On February 20, 2018, the Trump administration proposed a plan that would loosen regulations on short-term health insurance. The Obama administration had capped short-term health insurance policies at 90 days, but the new plan would allow short-term policies of up to a year.
These policies do not cover you for pre-existing conditions that transpired before you purchased the policy, but if you develop a condition during the term, you’ll have coverage for it for the rest of the year, explains Nate Purpura, vice president of marketing for individual and family products at health insurance company eHealth.
Short-term policies offer limited benefits compared with policies on the Affordable Care Act health insurance marketplaces offered by each state. They offer limited coverage for maternity care, substance abuse, and mental health, and can deny people with pre-existing conditions. But, on the whole, they cost less than comprehensive policies without a subsidy. A 35-year-old could purchase a short-term policy with a $5,000 deductible and $500,000 in total available benefits for about $100 a month.
Can I Combine Health Insurance Policies?
Another possibly cost-effective way to insure yourself is with a combo platter of sorts—but it could also become more complicated. You can try mixing traditional indemnity insurance, designed to pay a set daily benefit if you’re hospitalized or in an accident, with a short-term medical plan that can enable you to get to the doctor a few times a year for your more minor ailments.
Manning & Napier's Ms. George noticed consumers jury-rigging these sorts of arrangements on their own, with sometimes troublesome results. In some cases, people had to file every claim with all insurers on the menu so that every possible dollar could be recouped. That became complicated, so recently, the company rolled out combo plans with single insurers to make the claims process easier.
Still, eHealth's Mr. Purpura notes that you have to pay particular attention to two things when choosing health insurance plans: “Is the plan medically underwritten [based on your health], or guaranteed issue?” And second, “What will it cover on a daily basis if you’re hospitalized?”
Always make sure you understand what you’re getting for what you’re paying before choosing a health insurance plan.
National Conference of State Legislatures. "Health Insurance: Premiums and Increases." Accessed Feb. 10, 2020.
U.S. Centers for Medicare & Medicaid Services. "Medicaid & CHIP Coverage." Accessed Feb. 10, 2020.
Internal Revenue Service. "Questions and Answers On the Premium Tax Credit: The Basics - What Is the Premium Tax Credit?" Accessed Feb. 10, 2020.

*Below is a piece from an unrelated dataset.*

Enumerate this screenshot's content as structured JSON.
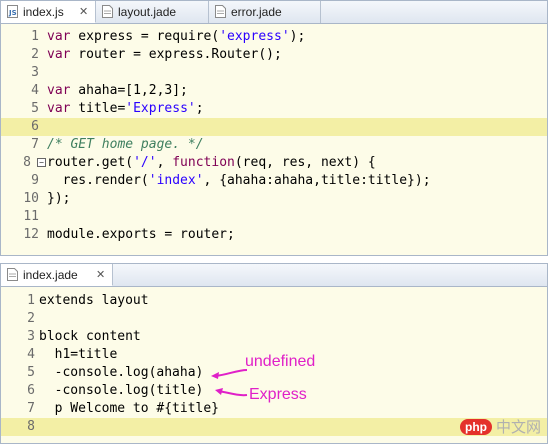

U.S. Centers for Medicare & Medicaid Services. "Premium Tax Credit." Accessed Feb. 10, 2020.
U.S. Centers for Medicare & Medicaid Services. "How to Save On Your Monthly Insurance Bill With a Premium Tax Credit." Accessed Feb. 10, 2020.
U.S. Department of Health & Human Services. "Trump Administration Works To Give Relief to Americans Facing High Premiums, Fewer Choices." Accessed Feb. 10, 2020.
Federal Register. "Short-Term, Limited-Duration Insurance." Accessed Feb. 10, 2020.
Cigna. "What Is Short Term Health Insurance?" Accessed Feb. 10, 2020.
Kaiser Family Foundation. "Why Do Short-Term Health Insurance Plans Have Lower Premiums Than Plans That Comply With the ACA?" Accessed Feb. 10, 2020.
Aetna. "Should I Consider Secondary Health Insurance Coverage?" Accessed Feb. 10, 2020.